The world's first folding wheels can be collapsed to take up about half the space so they're easier for wheelchair users to store and transport.
Initially designed for bicycles, the Morph folding wheel by Vitamins Design measures 60 centimetres across and has a volume of 22 litres. When folded down, the 3.4 kilogram wheel measures 80 centimetres by 32 centimetres and has a volume of only 12 litres.
"The glass-filled nylon material that the Morph Wheels are made from is a composite that allows them to be incredibly tough and strong, without becoming prohibitively heavy or expensive," said designer Duncan Fitzsimons, who first started working on the concept while studying at the Royal College of Art in London.
"The material gives elements of the stiffness and strength that you would get from a composite such as carbon fibre, combined with the robustness and lower cost that you would get from a plastic part."

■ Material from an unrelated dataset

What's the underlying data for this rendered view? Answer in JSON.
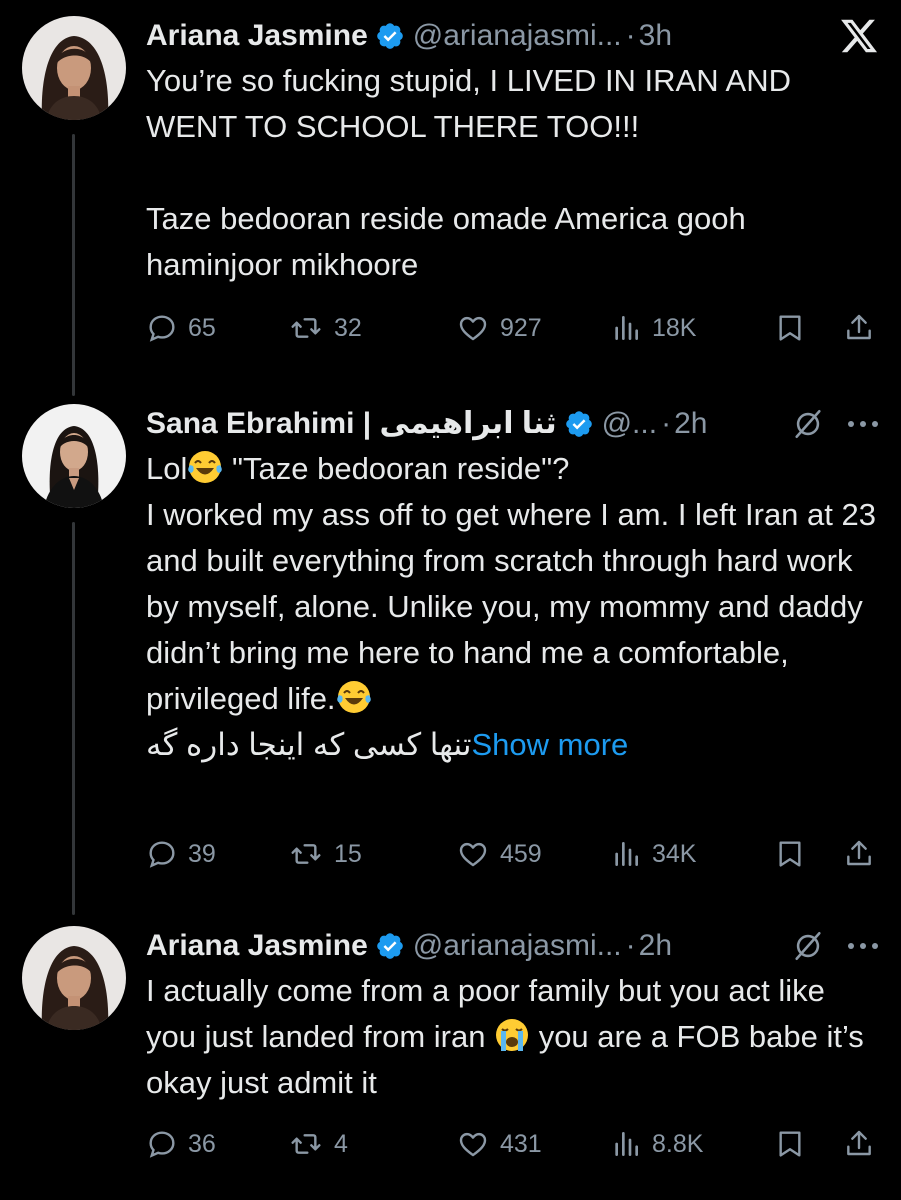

The wheel was developed to fit with an industry standard quick-release wheel axle and also uses the same solid rubber tyres as most other wheelchairs. "This is great, because it means that if someone wants to change their tyres or replace them after the tread starts to wear, they can go to their local supplier to get it done," he added.
The folding wheel was recently shortlisted as one of the Design Museum's Designs of the Year alongside a library in south London, a stool shaped by magnets and a new website for the UK government, among many others – see the full Designs of the Year 2013 shortlist.

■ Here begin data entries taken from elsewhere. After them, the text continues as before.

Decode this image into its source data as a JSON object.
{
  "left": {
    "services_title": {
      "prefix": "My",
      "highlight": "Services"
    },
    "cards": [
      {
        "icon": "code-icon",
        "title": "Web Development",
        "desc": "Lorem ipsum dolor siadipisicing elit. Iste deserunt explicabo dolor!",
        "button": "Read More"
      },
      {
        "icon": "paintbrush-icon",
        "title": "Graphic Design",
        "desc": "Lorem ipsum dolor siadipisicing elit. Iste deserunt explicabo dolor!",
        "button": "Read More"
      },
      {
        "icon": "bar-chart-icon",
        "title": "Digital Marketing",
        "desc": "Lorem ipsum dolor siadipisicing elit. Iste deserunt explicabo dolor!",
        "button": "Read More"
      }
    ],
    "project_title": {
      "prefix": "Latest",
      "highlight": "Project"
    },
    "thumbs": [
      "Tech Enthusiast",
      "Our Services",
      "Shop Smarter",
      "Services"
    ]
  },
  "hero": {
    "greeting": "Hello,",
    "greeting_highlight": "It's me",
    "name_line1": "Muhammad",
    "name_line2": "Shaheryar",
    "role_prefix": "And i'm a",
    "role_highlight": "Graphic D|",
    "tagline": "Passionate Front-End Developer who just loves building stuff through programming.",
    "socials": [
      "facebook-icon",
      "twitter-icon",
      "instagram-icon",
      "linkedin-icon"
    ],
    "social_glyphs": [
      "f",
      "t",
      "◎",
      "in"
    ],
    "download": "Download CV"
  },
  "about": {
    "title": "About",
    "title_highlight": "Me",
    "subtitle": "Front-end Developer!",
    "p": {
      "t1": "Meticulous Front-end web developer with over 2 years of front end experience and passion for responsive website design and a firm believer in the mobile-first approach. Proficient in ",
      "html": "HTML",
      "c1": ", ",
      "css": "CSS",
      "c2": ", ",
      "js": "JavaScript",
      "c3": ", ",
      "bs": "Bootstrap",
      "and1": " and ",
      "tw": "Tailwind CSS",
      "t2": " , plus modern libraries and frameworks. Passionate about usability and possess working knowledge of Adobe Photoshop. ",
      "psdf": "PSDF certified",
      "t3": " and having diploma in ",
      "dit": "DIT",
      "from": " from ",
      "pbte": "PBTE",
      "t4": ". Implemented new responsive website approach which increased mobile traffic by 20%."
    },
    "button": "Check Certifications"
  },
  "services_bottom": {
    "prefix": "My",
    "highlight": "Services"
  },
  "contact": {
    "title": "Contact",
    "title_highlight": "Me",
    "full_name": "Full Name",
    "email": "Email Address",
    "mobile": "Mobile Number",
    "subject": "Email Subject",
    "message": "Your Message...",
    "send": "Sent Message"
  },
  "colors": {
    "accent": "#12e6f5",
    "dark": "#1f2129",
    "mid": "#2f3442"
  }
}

The category winners and overall winner will be announced next month. All nominated entries will be on display at the museum until 7 July as part of the Designs of the Year exhibition, which includes one controversial nominee presenting 3D-printed copies of two of the other finalists' work.
Above: three prototypes pictured next to the final design
We previously featured a bespoke racing wheelchair used by Paralympic athletes and a concept for an airline seat with a detachable wheelchair.
Photographs are by Colin Ross.